(Excerpts from a dataset)
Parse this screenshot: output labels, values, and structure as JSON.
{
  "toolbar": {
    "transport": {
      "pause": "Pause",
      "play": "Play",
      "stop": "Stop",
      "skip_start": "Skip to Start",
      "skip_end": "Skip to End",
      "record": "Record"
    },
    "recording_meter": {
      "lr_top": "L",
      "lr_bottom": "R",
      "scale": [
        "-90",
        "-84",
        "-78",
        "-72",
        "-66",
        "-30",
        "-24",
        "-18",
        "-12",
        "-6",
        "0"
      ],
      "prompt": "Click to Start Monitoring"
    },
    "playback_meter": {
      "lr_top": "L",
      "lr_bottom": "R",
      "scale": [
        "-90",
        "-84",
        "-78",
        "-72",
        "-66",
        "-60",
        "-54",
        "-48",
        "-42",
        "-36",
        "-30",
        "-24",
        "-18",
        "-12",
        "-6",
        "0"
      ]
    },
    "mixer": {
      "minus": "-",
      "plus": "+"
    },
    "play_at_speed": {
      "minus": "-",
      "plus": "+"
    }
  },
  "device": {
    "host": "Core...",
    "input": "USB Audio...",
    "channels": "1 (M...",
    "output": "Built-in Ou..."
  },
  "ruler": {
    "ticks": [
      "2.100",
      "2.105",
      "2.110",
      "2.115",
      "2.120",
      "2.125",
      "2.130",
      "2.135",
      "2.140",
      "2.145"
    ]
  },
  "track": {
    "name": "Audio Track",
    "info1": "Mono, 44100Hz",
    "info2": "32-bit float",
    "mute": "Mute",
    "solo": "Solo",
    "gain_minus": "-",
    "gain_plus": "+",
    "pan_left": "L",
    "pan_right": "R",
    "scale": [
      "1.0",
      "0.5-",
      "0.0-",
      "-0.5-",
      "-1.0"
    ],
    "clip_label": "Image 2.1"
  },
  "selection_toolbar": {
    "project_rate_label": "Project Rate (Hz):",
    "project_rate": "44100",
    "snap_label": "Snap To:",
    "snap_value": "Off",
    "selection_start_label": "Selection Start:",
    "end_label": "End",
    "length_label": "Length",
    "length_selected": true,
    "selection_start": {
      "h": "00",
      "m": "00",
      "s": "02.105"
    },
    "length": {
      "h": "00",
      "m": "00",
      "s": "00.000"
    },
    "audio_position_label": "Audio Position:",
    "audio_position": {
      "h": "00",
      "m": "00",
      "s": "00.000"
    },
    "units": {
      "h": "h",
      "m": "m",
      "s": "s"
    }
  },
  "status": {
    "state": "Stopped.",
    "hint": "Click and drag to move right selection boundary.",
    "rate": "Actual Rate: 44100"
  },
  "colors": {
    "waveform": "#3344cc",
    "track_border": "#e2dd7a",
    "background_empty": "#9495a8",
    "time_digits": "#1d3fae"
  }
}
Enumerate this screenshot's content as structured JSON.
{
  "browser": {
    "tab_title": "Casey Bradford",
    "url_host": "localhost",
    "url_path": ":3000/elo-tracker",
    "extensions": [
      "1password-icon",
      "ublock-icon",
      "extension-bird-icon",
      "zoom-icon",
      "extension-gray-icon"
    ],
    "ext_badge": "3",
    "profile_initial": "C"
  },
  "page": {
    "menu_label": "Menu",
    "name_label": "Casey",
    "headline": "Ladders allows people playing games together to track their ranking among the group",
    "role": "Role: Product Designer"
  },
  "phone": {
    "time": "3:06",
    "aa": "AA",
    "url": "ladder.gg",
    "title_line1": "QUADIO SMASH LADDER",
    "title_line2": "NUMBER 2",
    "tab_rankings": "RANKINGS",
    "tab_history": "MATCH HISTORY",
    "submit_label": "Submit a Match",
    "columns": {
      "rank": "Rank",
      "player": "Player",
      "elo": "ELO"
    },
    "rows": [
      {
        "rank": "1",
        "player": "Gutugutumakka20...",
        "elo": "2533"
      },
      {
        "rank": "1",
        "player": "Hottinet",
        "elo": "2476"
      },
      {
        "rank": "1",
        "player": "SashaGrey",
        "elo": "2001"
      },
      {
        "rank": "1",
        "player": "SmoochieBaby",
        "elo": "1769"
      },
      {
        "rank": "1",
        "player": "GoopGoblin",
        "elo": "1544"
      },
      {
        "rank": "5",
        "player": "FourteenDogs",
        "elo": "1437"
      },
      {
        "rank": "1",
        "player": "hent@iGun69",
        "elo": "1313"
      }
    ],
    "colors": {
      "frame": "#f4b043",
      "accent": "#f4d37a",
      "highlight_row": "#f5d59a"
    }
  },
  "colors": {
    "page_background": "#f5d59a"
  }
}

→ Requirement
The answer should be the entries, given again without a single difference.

→ Your solution
Parse this screenshot: output labels, values, and structure as JSON.
{
  "toolbar": {
    "transport": {
      "pause": "Pause",
      "play": "Play",
      "stop": "Stop",
      "skip_start": "Skip to Start",
      "skip_end": "Skip to End",
      "record": "Record"
    },
    "recording_meter": {
      "lr_top": "L",
      "lr_bottom": "R",
      "scale": [
        "-90",
        "-84",
        "-78",
        "-72",
        "-66",
        "-30",
        "-24",
        "-18",
        "-12",
        "-6",
        "0"
      ],
      "prompt": "Click to Start Monitoring"
    },
    "playback_meter": {
      "lr_top": "L",
      "lr_bottom": "R",
      "scale": [
        "-90",
        "-84",
        "-78",
        "-72",
        "-66",
        "-60",
        "-54",
        "-48",
        "-42",
        "-36",
        "-30",
        "-24",
        "-18",
        "-12",
        "-6",
        "0"
      ]
    },
    "mixer": {
      "minus": "-",
      "plus": "+"
    },
    "play_at_speed": {
      "minus": "-",
      "plus": "+"
    }
  },
  "device": {
    "host": "Core...",
    "input": "USB Audio...",
    "channels": "1 (M...",
    "output": "Built-in Ou..."
  },
  "ruler": {
    "ticks": [
      "2.100",
      "2.105",
      "2.110",
      "2.115",
      "2.120",
      "2.125",
      "2.130",
      "2.135",
      "2.140",
      "2.145"
    ]
  },
  "track": {
    "name": "Audio Track",
    "info1": "Mono, 44100Hz",
    "info2": "32-bit float",
    "mute": "Mute",
    "solo": "Solo",
    "gain_minus": "-",
    "gain_plus": "+",
    "pan_left": "L",
    "pan_right": "R",
    "scale": [
      "1.0",
      "0.5-",
      "0.0-",
      "-0.5-",
      "-1.0"
    ],
    "clip_label": "Image 2.1"
  },
  "selection_toolbar": {
    "project_rate_label": "Project Rate (Hz):",
    "project_rate": "44100",
    "snap_label": "Snap To:",
    "snap_value": "Off",
    "selection_start_label": "Selection Start:",
    "end_label": "End",
    "length_label": "Length",
    "length_selected": true,
    "selection_start": {
      "h": "00",
      "m": "00",
      "s": "02.105"
    },
    "length": {
      "h": "00",
      "m": "00",
      "s": "00.000"
    },
    "audio_position_label": "Audio Position:",
    "audio_position": {
      "h": "00",
      "m": "00",
      "s": "00.000"
    },
    "units": {
      "h": "h",
      "m": "m",
      "s": "s"
    }
  },
  "status": {
    "state": "Stopped.",
    "hint": "Click and drag to move right selection boundary.",
    "rate": "Actual Rate: 44100"
  },
  "colors": {
    "waveform": "#3344cc",
    "track_border": "#e2dd7a",
    "background_empty": "#9495a8",
    "time_digits": "#1d3fae"
  }
}
Enumerate this screenshot's content as structured JSON.
{
  "browser": {
    "tab_title": "Casey Bradford",
    "url_host": "localhost",
    "url_path": ":3000/elo-tracker",
    "extensions": [
      "1password-icon",
      "ublock-icon",
      "extension-bird-icon",
      "zoom-icon",
      "extension-gray-icon"
    ],
    "ext_badge": "3",
    "profile_initial": "C"
  },
  "page": {
    "menu_label": "Menu",
    "name_label": "Casey",
    "headline": "Ladders allows people playing games together to track their ranking among the group",
    "role": "Role: Product Designer"
  },
  "phone": {
    "time": "3:06",
    "aa": "AA",
    "url": "ladder.gg",
    "title_line1": "QUADIO SMASH LADDER",
    "title_line2": "NUMBER 2",
    "tab_rankings": "RANKINGS",
    "tab_history": "MATCH HISTORY",
    "submit_label": "Submit a Match",
    "columns": {
      "rank": "Rank",
      "player": "Player",
      "elo": "ELO"
    },
    "rows": [
      {
        "rank": "1",
        "player": "Gutugutumakka20...",
        "elo": "2533"
      },
      {
        "rank": "1",
        "player": "Hottinet",
        "elo": "2476"
      },
      {
        "rank": "1",
        "player": "SashaGrey",
        "elo": "2001"
      },
      {
        "rank": "1",
        "player": "SmoochieBaby",
        "elo": "1769"
      },
      {
        "rank": "1",
        "player": "GoopGoblin",
        "elo": "1544"
      },
      {
        "rank": "5",
        "player": "FourteenDogs",
        "elo": "1437"
      },
      {
        "rank": "1",
        "player": "hent@iGun69",
        "elo": "1313"
      }
    ],
    "colors": {
      "frame": "#f4b043",
      "accent": "#f4d37a",
      "highlight_row": "#f5d59a"
    }
  },
  "colors": {
    "page_background": "#f5d59a"
  }
}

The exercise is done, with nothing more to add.